Muslims On Planes

Like me, you probably saw last week that NPR fired Juan Williams for stating on Fox he gets nervous when he’s flying and sees Muslims on the plane. The story was hard to miss. Even NPR, not wanting to be left out of the news bonanza they created, covered the story.

I like Juan Williams. He’s always seemed to me an intellectually honest man who would concede another’s argument when correct, even if it didn’t line up with Williams’s political affiliations. That’s more than I can say for most of what I see from the talking heads on Fox, CNN and the other networks. And I think that’s part of what gets me about Williams’s sacking at NPR.

If you’ve not seen the entire segment from The O’Reilly Factor, I encourage you to watch it because you will see that, while Williams did make the statement attributed to him, the context of the statement is almost the exact opposite of what is being portrayed by the media and implied by NPR through it’s decision to fire Williams.

In the segment, Williams makes his candid admission as a predicate to his argument that people should be careful about making sweeping generalizations about Muslims. It’s O’Reilly who takes the reactionary position, which Williams tried to counter when O’Reilly allowed him to talk (which, as usual, wasn’t much).

Williams’s take, if you can piece it together with O’Reilly’s interruptions, is the right one. Even though people may may be concerned about getting on a plane with Muslims–and as Williams seems to suggest, there is nothing unreasonable about that fear given the multitude of Islamic terrorist acts directed at Americans–we must be careful about painting Muslims with a broad brush.

That is the right take. It’s not the politically correct take, which would insist on telling Williams he should not be concerned when getting on a plane with Muslims;  nor is it the reactionary take that would label all Muslims latent terrorists. The tragedy here is not Williams’s statement but that he got fired for it.

The termination reflects poorly on NPR, and its CEO, Vivian Schiller, who compounded the blunder with a gaffe that was offensive. Schiller said Williams should have kept remarks about Muslims between himself and “his psychiatrist and publicist.”

I don’t know if Williams sees a psychiatrist. If he doesn’t Schiller’s remark is slanderous. If he does, the remark may be a HIPAA violation. Either way the remark displays a maturity better suited for talk radio than National Public Radio.

Schiller, to her credit, apparently realized this and quickly apologized to Williams publicly. But I’m still waiting to see if she will commit the self-sacking necessary to effectuate the consistent application of NPR company policy. I’m not holding my breath though because I suspect she values self-preservation over fairness (which, in fairness to her, makes her no different from most of us).

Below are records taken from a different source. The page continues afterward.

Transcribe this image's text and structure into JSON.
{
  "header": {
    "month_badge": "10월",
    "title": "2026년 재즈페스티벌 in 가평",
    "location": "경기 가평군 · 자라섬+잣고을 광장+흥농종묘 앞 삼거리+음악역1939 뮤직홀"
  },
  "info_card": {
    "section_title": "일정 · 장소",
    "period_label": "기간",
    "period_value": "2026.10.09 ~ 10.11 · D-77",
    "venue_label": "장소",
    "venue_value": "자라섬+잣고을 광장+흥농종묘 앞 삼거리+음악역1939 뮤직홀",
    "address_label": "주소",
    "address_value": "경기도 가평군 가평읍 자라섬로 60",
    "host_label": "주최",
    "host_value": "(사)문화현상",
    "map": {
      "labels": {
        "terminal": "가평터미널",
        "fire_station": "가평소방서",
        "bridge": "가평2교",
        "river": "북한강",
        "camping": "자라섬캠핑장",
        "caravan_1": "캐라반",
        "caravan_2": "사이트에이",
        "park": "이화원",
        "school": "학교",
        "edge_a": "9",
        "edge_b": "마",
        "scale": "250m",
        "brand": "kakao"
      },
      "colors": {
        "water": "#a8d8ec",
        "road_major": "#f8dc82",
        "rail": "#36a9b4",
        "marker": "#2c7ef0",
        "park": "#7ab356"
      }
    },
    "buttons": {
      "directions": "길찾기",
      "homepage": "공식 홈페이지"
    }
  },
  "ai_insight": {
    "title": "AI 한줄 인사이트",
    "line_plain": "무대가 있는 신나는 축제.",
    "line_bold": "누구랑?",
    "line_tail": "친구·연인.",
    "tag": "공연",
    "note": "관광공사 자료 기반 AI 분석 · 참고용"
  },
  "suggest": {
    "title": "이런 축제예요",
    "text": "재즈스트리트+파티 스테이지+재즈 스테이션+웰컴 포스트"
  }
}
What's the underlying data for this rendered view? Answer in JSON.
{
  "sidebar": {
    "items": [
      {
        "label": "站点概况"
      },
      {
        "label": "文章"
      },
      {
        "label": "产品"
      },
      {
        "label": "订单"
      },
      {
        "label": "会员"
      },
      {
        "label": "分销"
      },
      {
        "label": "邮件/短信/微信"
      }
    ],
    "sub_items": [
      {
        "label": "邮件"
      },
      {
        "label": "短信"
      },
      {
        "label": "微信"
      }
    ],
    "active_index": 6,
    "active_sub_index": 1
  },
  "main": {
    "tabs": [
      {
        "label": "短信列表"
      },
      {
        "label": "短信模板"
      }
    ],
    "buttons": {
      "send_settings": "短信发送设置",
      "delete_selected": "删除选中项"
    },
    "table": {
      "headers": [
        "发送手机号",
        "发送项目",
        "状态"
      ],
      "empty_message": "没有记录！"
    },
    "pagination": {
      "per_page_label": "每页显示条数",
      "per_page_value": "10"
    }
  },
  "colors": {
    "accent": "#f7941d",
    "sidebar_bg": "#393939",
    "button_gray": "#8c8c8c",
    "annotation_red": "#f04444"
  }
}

So, there you have it: another injustice in a fallen world that needs more of Jesus. GS